**Work instruction:**
The result should be every line in the data below that carries the string "webfont".

**Provided records:**

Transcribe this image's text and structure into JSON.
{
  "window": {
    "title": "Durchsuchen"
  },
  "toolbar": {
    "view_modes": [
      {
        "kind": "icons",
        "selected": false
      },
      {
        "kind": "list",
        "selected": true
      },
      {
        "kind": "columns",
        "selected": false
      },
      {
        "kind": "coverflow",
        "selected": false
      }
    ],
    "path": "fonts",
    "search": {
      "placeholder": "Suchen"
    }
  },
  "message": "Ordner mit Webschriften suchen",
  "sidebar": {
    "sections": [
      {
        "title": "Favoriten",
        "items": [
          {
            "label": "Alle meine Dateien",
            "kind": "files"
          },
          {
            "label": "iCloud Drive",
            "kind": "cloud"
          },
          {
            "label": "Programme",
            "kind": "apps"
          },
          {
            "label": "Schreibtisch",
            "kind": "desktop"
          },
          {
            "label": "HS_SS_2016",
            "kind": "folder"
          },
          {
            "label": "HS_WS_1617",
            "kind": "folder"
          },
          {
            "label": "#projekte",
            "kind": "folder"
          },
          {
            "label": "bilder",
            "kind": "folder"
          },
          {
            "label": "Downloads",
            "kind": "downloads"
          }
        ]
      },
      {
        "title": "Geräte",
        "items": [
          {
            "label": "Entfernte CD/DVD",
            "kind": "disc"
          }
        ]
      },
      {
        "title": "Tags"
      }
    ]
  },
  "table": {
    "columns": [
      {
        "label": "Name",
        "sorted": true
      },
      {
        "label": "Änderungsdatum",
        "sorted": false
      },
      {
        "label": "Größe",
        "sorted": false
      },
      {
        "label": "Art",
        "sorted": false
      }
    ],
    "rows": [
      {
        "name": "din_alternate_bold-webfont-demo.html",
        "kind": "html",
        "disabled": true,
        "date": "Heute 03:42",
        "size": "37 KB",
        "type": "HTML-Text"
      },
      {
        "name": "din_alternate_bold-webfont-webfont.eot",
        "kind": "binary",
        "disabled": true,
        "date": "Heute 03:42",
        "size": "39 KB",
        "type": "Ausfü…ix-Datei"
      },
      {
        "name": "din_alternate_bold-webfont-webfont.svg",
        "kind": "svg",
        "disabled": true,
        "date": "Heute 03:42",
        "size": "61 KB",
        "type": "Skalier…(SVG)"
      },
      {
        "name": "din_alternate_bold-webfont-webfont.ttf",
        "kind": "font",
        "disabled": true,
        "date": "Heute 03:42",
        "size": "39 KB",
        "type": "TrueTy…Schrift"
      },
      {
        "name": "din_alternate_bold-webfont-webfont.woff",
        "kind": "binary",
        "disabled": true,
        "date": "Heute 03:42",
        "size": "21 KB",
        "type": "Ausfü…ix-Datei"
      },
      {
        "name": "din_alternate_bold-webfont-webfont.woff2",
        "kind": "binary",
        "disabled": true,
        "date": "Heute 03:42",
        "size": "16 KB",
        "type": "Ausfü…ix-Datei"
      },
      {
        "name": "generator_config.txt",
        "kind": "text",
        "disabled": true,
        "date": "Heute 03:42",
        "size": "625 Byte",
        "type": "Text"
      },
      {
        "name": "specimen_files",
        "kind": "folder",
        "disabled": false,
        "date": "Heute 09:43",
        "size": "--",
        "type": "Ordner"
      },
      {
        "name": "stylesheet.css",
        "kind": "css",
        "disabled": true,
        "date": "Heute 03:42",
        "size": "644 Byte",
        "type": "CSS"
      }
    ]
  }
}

**Answer to this problem:**
        "name": "din_alternate_bold-webfont-demo.html",
        "name": "din_alternate_bold-webfont-webfont.eot",
        "name": "din_alternate_bold-webfont-webfont.svg",
        "name": "din_alternate_bold-webfont-webfont.ttf",
        "name": "din_alternate_bold-webfont-webfont.woff",
        "name": "din_alternate_bold-webfont-webfont.woff2",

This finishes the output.